Last Saturday we talked about the microcomputer that Apple put inside the Lightning Adapter for Digital AV and the possible reasons for it to do so. The most adequate theory at the time was that the new Lightning connector does not support video output (which is in fact true) and that the 256MB ARM processor inside the adapter would serve to send the video signal from the iGadget to the TV via AirPlay or something like that.
Today, however, a very technical, explanatory and supposedly written post by an Apple engineer appeared on the Slashdot, stating that * no * exists AirPlay or any other streaming in the move.
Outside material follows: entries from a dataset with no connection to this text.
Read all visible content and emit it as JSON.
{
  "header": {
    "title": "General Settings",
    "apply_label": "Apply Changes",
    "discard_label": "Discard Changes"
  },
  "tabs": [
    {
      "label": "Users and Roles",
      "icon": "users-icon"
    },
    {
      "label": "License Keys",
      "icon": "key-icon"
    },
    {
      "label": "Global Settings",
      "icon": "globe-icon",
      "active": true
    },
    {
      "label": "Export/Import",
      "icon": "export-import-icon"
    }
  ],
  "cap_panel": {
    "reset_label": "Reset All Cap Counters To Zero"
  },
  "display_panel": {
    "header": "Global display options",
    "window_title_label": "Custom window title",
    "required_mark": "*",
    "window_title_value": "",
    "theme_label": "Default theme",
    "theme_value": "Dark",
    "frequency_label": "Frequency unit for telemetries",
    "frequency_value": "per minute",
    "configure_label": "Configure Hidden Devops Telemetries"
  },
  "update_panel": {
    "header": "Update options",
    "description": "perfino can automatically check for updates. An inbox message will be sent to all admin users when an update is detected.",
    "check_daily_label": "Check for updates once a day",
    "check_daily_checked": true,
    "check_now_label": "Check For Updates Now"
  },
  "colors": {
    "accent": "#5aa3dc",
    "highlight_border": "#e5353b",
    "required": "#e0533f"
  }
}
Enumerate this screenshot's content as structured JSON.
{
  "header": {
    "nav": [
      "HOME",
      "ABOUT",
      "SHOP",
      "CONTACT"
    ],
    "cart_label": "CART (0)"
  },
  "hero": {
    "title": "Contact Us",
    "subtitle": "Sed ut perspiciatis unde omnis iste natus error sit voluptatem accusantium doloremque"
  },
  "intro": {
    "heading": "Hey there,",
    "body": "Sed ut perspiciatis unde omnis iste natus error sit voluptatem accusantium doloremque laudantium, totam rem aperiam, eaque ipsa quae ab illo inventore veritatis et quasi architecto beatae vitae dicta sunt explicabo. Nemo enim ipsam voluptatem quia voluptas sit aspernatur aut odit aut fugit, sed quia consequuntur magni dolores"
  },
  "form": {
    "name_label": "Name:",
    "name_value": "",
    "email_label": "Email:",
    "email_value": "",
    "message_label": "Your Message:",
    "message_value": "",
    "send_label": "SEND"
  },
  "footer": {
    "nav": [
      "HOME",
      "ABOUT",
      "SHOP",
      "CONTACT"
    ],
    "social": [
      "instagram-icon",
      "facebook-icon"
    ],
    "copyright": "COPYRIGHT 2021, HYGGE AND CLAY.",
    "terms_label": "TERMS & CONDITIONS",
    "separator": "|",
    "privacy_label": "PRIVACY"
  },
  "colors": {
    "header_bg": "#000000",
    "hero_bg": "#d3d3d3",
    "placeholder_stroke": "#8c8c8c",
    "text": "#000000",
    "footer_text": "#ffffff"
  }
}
Instead, SoC (system-on-a-chip or, in Portuguese, system-on-a-chip) the adapter decodes the H.264 video received from the iGadget and sends it to the television via HDMI.
On the issue of Full HD (1080p) resolution not being supported by the adapter, the anonymous who posted about it said that, as the adapter's firmware is stored in RAM (random access memory, or random access memory), Apple can update it at any time most probably still has not done so as it has not found a safe way to guarantee the transmission quality in 1080p.
He also explains that the Apple system (microcomputer inside the adapter) allows the delivery of the video regardless of the output connector (HDMI, DisplayPort, Thunderbolt or any other that appears in the future), just making an adapter with the connector in question. In other words, the "heart" of the adapter can always be the same, just "change" the tip of the connector (HDMI, DisplayPort, Thunderbolt, etc.). In doing so, we will not need a new iPad, iPhone or iPod touch for it to be compatible with a future adapter.
If Apple can even implement Full HD on this adapter, it was undoubtedly a good move for her and not ?a little way?, as we thought.